Appeals & Response Plans
- Tropical Cyclone Sagar - May 2018
- Ethiopia: Floods and Landslides - Apr 2018
- Ethiopia: Floods - Aug 2017
- Ethiopia: Measles Outbreak - May 2017
- East Africa: Armyworm Infestation - Mar 2017
- Ethiopia: Acute Watery Diarrhoea (AWD) Outbreak - May 2016
- Ethiopia: Floods - Apr 2016
- Ethiopia: Floods - Oct 2015
- Ethiopia: Drought - 2015-2018
- Ethiopia: Floods - Oct 2014
Most read reports
- UNICEF Ethiopia Humanitarian Situation Report #8 – Reporting Period: August 2018
- Ethiopia Humanitarian Bulletin Issue 63 | 3 - 16 September 2018
- Displaced Ethiopians, returnees need continued support

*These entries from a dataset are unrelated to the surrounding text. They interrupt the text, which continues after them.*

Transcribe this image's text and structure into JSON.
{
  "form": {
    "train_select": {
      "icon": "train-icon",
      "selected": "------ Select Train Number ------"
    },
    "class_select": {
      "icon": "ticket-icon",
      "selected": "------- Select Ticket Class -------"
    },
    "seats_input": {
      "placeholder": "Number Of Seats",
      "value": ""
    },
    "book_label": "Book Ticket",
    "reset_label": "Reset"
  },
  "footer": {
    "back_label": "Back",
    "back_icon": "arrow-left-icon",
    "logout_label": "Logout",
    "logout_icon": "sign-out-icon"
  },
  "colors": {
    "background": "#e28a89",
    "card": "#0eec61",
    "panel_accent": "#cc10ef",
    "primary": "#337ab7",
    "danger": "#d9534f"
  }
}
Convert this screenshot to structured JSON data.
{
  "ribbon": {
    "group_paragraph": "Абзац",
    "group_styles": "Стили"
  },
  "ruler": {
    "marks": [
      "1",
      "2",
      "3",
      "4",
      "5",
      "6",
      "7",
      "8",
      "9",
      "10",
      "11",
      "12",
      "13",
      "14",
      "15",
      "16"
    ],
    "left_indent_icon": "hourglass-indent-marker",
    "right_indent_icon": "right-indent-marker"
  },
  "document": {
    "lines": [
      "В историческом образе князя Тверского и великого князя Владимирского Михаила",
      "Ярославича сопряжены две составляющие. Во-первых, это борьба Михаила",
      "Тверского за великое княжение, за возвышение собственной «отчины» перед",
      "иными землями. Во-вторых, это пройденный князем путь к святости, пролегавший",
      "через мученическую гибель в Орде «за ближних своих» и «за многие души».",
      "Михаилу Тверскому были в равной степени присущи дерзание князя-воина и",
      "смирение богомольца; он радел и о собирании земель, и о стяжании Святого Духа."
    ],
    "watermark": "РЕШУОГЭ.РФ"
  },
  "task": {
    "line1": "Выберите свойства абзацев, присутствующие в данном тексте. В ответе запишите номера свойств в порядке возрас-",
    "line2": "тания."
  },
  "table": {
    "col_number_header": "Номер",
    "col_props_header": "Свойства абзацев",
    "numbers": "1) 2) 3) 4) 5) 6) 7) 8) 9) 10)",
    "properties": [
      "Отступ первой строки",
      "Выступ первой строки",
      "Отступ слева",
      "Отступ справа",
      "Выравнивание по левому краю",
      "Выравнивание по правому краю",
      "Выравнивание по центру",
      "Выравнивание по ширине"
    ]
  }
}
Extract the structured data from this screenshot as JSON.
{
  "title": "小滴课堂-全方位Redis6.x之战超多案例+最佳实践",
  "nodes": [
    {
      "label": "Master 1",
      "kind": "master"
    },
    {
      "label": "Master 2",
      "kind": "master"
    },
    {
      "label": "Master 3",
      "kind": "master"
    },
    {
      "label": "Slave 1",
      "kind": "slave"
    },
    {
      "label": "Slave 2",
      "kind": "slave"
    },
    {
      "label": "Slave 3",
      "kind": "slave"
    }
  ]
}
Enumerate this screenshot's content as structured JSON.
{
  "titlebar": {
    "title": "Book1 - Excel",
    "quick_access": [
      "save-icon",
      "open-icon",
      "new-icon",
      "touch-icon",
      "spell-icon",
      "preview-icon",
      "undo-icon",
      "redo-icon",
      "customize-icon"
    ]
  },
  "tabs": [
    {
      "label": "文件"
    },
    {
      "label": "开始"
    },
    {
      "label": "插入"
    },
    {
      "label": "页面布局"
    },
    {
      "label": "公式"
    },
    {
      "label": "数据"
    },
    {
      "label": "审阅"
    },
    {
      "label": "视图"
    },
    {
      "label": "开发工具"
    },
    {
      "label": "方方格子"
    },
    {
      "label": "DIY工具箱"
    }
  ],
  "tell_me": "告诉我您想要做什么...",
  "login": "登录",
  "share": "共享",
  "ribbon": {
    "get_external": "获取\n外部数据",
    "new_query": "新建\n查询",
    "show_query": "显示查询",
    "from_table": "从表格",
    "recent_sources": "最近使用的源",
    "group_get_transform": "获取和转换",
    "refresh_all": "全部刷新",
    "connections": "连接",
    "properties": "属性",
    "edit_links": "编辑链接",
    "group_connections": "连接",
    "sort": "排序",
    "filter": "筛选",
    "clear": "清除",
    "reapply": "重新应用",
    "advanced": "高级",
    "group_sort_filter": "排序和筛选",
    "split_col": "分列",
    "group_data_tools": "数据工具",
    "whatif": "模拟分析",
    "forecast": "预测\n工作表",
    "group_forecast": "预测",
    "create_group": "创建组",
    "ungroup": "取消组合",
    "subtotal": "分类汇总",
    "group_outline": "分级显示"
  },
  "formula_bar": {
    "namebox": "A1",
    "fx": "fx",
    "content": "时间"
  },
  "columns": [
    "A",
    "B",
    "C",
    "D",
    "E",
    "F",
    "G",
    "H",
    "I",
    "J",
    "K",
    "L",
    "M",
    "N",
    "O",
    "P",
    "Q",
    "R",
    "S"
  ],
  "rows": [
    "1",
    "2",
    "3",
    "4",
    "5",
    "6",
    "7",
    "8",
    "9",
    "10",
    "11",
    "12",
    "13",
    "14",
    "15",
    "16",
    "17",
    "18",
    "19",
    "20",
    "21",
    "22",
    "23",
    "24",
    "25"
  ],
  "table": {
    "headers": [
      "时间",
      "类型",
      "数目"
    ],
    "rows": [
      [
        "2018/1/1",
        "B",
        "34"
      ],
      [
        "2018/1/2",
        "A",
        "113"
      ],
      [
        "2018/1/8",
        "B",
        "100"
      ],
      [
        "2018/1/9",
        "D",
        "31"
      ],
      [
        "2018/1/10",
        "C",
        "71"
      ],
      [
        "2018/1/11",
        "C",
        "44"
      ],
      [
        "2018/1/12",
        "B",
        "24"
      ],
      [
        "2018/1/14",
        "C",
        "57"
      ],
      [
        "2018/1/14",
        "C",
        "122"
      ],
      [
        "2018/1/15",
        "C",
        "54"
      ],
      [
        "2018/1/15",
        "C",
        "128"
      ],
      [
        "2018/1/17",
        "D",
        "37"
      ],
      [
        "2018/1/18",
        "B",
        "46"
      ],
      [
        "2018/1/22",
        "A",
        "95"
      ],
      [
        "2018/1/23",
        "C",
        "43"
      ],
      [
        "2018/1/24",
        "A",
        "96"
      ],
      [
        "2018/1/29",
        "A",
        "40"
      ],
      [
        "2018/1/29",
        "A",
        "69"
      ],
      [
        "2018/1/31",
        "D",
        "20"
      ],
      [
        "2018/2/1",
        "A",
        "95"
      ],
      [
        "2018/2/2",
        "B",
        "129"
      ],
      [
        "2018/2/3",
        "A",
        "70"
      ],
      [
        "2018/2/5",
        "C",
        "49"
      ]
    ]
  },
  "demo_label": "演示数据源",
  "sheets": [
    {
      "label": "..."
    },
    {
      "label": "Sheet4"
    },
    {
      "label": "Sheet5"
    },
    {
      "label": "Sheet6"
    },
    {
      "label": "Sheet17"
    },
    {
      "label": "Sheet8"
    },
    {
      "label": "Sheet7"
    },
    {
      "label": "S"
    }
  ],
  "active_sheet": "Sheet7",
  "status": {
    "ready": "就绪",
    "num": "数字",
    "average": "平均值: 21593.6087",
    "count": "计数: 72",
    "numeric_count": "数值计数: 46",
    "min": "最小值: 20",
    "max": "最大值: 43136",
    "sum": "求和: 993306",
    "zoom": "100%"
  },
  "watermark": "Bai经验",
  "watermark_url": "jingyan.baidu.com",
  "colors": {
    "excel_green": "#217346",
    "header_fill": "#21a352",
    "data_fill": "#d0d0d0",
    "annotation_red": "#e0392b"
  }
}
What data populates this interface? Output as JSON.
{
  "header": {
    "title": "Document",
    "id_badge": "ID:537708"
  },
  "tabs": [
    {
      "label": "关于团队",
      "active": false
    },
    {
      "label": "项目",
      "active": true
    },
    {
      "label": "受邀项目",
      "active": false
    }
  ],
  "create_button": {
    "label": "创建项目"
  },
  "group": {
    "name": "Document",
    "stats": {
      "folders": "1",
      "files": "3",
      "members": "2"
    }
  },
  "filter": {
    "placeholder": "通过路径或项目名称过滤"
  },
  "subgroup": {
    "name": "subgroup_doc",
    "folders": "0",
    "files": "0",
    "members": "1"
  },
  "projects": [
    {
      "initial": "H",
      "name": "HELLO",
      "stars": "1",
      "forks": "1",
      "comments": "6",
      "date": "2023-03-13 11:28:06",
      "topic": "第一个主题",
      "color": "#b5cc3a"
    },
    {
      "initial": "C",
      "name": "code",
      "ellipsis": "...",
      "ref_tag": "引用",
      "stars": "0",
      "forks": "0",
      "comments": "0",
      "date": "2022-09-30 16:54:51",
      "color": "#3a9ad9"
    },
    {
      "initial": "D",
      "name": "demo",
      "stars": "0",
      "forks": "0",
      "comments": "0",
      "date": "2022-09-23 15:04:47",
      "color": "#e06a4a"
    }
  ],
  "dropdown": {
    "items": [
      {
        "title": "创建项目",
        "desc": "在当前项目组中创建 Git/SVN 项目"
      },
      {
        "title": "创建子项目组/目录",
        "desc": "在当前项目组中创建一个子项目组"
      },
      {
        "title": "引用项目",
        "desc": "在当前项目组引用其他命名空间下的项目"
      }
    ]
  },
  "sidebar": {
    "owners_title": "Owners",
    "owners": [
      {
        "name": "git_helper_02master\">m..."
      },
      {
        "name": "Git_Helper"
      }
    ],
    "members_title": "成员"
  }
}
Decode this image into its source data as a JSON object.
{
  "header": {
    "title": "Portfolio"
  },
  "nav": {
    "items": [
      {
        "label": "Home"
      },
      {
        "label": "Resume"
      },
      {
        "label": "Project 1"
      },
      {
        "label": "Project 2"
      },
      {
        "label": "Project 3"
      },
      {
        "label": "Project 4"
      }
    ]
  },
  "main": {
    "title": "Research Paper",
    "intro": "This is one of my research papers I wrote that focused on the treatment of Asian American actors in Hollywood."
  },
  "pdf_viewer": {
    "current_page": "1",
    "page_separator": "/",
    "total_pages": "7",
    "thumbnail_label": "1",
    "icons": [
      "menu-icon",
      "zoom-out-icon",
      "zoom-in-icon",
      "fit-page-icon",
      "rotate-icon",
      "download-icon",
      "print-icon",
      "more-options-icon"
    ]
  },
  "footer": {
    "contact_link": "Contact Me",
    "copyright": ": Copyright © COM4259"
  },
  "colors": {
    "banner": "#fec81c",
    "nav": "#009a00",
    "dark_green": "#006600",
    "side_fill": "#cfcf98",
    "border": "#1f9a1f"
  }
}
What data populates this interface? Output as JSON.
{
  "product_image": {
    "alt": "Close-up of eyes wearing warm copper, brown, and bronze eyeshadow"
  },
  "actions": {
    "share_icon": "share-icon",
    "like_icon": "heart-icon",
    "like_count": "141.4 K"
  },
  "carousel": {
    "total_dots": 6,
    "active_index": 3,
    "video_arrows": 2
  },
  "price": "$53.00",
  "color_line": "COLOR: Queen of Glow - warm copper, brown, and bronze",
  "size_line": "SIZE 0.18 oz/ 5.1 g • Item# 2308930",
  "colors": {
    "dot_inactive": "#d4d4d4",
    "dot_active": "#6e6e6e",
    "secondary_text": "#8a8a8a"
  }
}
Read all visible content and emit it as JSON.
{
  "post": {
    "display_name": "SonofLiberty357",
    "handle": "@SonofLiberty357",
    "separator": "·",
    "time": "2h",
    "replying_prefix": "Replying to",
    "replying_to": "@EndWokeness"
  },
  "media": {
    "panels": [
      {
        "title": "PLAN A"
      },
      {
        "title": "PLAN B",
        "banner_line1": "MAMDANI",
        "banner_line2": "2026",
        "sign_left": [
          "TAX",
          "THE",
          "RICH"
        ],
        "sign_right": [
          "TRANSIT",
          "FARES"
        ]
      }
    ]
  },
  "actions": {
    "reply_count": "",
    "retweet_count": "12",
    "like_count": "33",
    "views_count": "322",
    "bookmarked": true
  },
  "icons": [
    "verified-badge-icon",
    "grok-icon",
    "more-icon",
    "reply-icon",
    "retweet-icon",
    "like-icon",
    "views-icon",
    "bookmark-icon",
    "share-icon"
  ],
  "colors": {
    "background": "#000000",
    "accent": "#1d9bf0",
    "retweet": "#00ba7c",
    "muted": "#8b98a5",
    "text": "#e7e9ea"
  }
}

This is a study of the impact of economic reforms on hunger-prone people in three of the world's poorest countries - Malawi, Zambia and Ethiopia. Its primary purpose is to assess whether food security has improved or worsened, and why.
These three states are among the large number of developing countries that have promoted extensive liberalization of their economies over the past 15 or so years, under the auspices of the World Bank and International Monetary Fund.
Hundreds of thousands of people have so far been rendered homeless in several parts of east Africa, where heavy rains and floods have wreaked havoc over the past few weeks.
Many people have been killed by the floods, and more than 300,000 people are reported have been affected. These numbers are expected to rise as heavy rains continue to pound all over east Africa, particularly in Kenya, Somalia and Ethiopia.
Roughly 11 million people are currently threatened with starvation in Eastern Africa. "These people have waited two years for rain to fall, and cannot wait any longer," says Kari Øyen.
The region has been affected by serious drought since late 2005 when the short rainy season failed, leaving water reserves dry and forcing the population to ration the little water they have available yet more strictly. The crisis stretches across large areas of Djibouti, Ethiopia, Eritrea, Somalia, Kenya and Tanzania.
Dry conditions and food shortages are causing the situation to deteriorate across the whole of Africa's Horn. "People are becoming increasingly desperate," says Norwegian Church Aid's Kari Øyen.